Famous Chinese traveller Huen Tsang has also written that during the glorious reign of King Harsha India'sinfluence, culture and religion had extended upto Mecca, where Shiva'sblack Linga was revered by the Arabs. The late Dr S.B. Varnekar, a reputed Sanskritist, had written to this writer that he had heard the term ?Meccashwar?, though not seen it used.
There is a clear presence of Sanskrit words in the Arabic language, albeit in Arabicised form. More than a score such words can be identified without much trouble. In fact, Dr N.R. Waradpande, a scholar of Sanskrit, wrote to this writer: ?If I get a dictionary of Arabic with pronunciation of Arabic words in Romen or Nagari script, I will be able to find more Sanskrit words in Arabic than in English.?
?Hind? was a popular name among pre-Islamic Arabs. Many years ago Arabic Scholar Dr Jeelany had written in this journal that many Arab women had this name. One of Mohammed'swives, as well as one of his aunts, were named Hind. The original name of Laila of the well-known Laila-Majnu love story was also Hind.

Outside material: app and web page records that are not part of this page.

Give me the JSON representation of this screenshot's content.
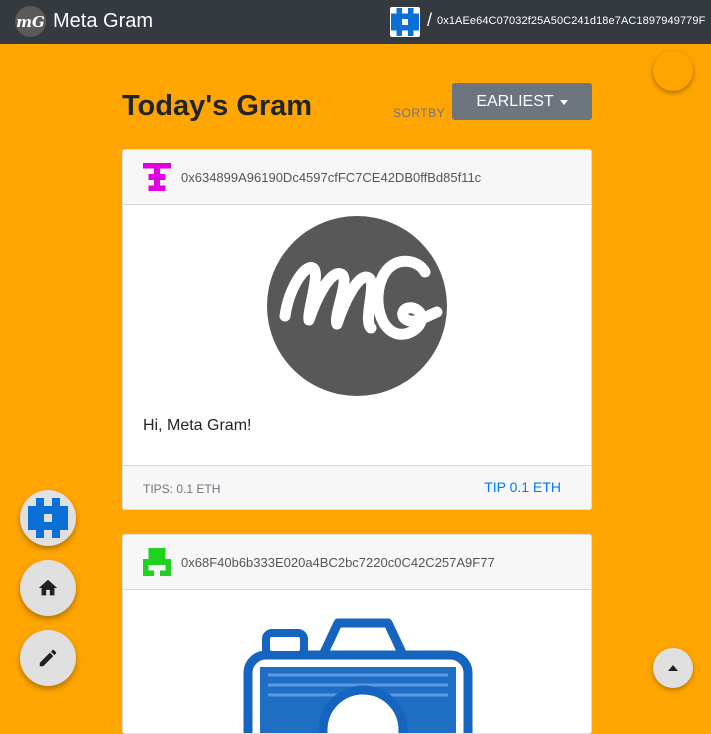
{
  "topbar": {
    "logo_text": "mG",
    "app_title": "Meta Gram",
    "separator": "/",
    "account_address": "0x1AEe64C07032f25A50C241d18e7AC1897949779F"
  },
  "page": {
    "title": "Today's Gram",
    "sort_label": "SORTBY",
    "sort_value": "EARLIEST"
  },
  "posts": [
    {
      "author": "0x634899A96190Dc4597cfFC7CE42DB0ffBd85f11c",
      "identicon_color": "#e100e1",
      "image_text": "mG",
      "caption": "Hi, Meta Gram!",
      "tips_label": "TIPS: 0.1 ETH",
      "tip_button_label": "TIP 0.1 ETH"
    },
    {
      "author": "0x68F40b6b333E020a4BC2bc7220c0C42C257A9F77",
      "identicon_color": "#1fd21f",
      "image": "camera-sketch"
    }
  ],
  "colors": {
    "background": "#ffa500",
    "topbar": "#343a40",
    "account_identicon": "#0a6fd6",
    "link": "#007bff"
  },
  "icons": {
    "fab_avatar": "identicon-avatar",
    "fab_home": "home-icon",
    "fab_edit": "pencil-icon",
    "fab_up": "scroll-up-icon"
  }
}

Finally, the Hindu history of Arabia far pre-dates the comparatively recent times when most of the Arab peninsula became Saudi Arabia, while a small stretch of the southern coastal region became a group of small states known as United Arab Emerates (UAE). This needs to be stated because Bahrain in the UAE was clearly an outpost of the Vedic civilisation. Scholars surmise that Bahrain was called Dilmun in ancient times. In his book In search of the Cradle of Civilisation David Frawley speculates that Dilmun was probably ?a colony of the Indus-Saraswati civilisation?.
All this should suffice to show that Shri Menon'scritique of the Arabs is not valid for Arabs per se, but only for Muslim Arabs. The Arabs certainly had a past, and it was glorious enough to be proud of?had not Islam taught them to hate anything pre-Islamic as anti-Islamic and to wipe it off their collective consciousness.
And even this hatred for the infidel took time to take root. Actually the early Arab Muslims were eager learners, and they did not hide their admiration of the Hindus, from whom they sought to learn as many things as the Hindus could teach them. This admiration is amply evident in the accounts of contemporary travellers, chroniclers and historians, such as Sulaiman the Merchant, Abu Zaid Saifi, Abu Dulf bin Muhalhil, Burzurg bin Shahriyar, Masudi, Istakhari, Ibn-i-Hauqal Muqaddasi, al-Biruni, and Ibn-i-Battuta. Their records reveal the admiration the Arabs had for Indian/Hindu arts and sciences, and their influence on Arab civilisation?even after the advent of Islam. Equipped by their Hindu mentors, they became a conduit for the transmission of Hindu knowledge to the West. How well they learnt from the Hindus what they taught to the West is demonstrated by a tiny but tell-tale detail?the Hindu numerals they taught the Westerners became known in the West as Arabic numerals.